Testimony of Diana Finch
Governmental Operations Committee
Technology in Government Committee
Hearing, January 29, 2007
I am here today to speak in favor of Resolution 131, and to urge City Council Members to adopt the Resolution as the prudent choice for New York City.
My name is Diana Finch and I am a resident of the Bronx. I work as a literary agent and several of my clients write about elections and voting. Most notable is Greg Palast, who was the first to uncover evidence of voter purge lists used in Florida in 2000 and again in 2004, and to write about the effect of spoiled ballots in elections – undervotes, overvotes and disallowed provisional ballots. Another is Professor Steve Freeman of the University of Pennsylvania, who analyzed the nationwide discrepancies in the 2004 Presidential election between the exit poll results and the official count.
I attended the public demonstrations in the Bronx of the voting machines currently under consideration for replacing New York’s lever machines. All the machines, and particularly the DRE touchscreen machines, had readily apparent flaws well described in public testimony at the two Board of Elections hearings. The PBOS systems advocated by Resolution 131 are greatly preferable to the DREs.

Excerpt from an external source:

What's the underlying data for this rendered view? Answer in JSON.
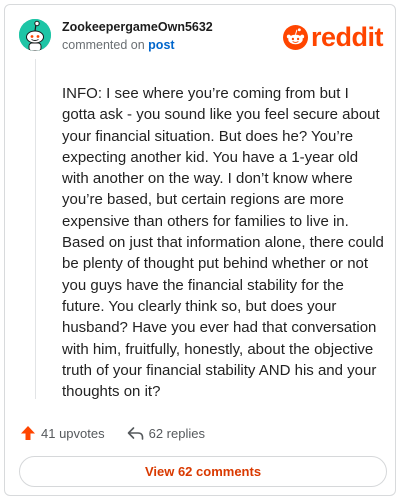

I have been reading the Daily Voting News email digest, prepared seven days a week by John Gideon of VotersUnite.org. DVN contains links to voting stories from the day before, in magazines, newspapers, TV and radio, news from the county, state and national levels, all of it archived at the VotersUnite.org website. Since the mid-term elections, the news digest has been filled with stories of voting machine malfunctions, disputed races, lawsuits, investigations, jurisdictions now struggling to pay for and maintain machines that haven’t functioned properly, and serious problems at the companies now competing to sell equipment to New York, ES&S, Sequoia and Diebold.
One only has to browse the headlines in the Daily Voting News to get a sense of the disruptive, costly and time-consuming troubles that New York City will avoid by proceeding carefully and cautiously to consider replacing our lever machines only with some type of paper ballot system with ballots marked by the voter which serve as the official record in the case of a recount -- and not with DREs.

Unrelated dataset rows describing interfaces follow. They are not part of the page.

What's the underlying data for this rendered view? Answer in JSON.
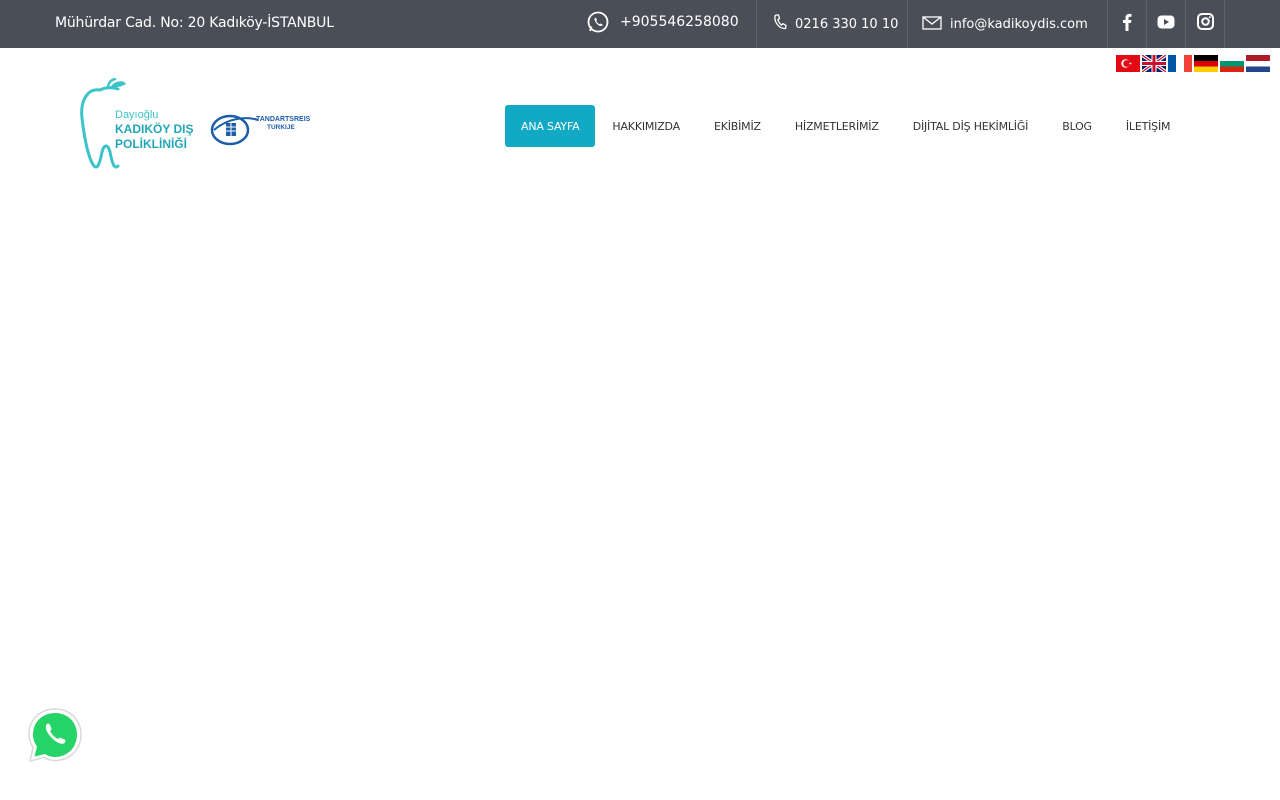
{
  "topbar": {
    "address": "Mühürdar Cad. No: 20 Kadıköy-İSTANBUL",
    "whatsapp_number": "+905546258080",
    "phone": "0216 330 10 10",
    "email": "info@kadikoydis.com"
  },
  "social": [
    "facebook-icon",
    "youtube-icon",
    "instagram-icon"
  ],
  "languages": [
    "tr",
    "en",
    "fr",
    "de",
    "bg",
    "nl"
  ],
  "logo": {
    "brand_top": "Dayıoğlu",
    "brand_mid": "KADIKÖY DIŞ",
    "brand_bottom": "POLİKLİNİĞİ",
    "partner": "TANDARTSREIS",
    "partner_sub": "TURKIJE"
  },
  "nav": {
    "items": [
      "ANA SAYFA",
      "HAKKIMIZDA",
      "EKİBİMİZ",
      "HİZMETLERİMİZ",
      "DİJİTAL DİŞ HEKİMLİĞİ",
      "BLOG",
      "İLETİŞİM"
    ]
  },
  "colors": {
    "topbar": "#4a4f57",
    "accent": "#12a9c5",
    "whatsapp": "#25d366"
  }
}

From the last three days:
· Ohio must deal with the ramifications of election workers found guilty of tampering with 2004 election results in order to avoid a statewide recount. Ohio’s new Secretary of State is considering using mandated service as in jury duty in order to have enough poll workers for elections, as many longtime pollworkers are no longer interested in what has become a fraught and difficult job.
· Republican and Democratic legislators in Texas counties are trying to decide how to add paper trails to already-purchased machines because of low voter confidence there.
· In Sarasota Florida, the Supervisor of Elections had to get special legal permission to use their voting machines for a March election, as they have been impounded since November, when 18,000 undervotes were recorded in one race.
· Oakland County, Michigan, is recalling AutoMarks used in November for disabled voters because of widespread malfunctions.
· Virginia just introduced legislation, passed in committee by 13-2, requiring that the state’s touchscreen voting machines be replaced by optical scan.
I urge the Governmental Operations Committee to vote on and pass Resolution 131, and to recommend it for a favorable vote by City Council. It is time for the Council to join us and recommend paper ballots and optical scanners as the prudent choice for New York.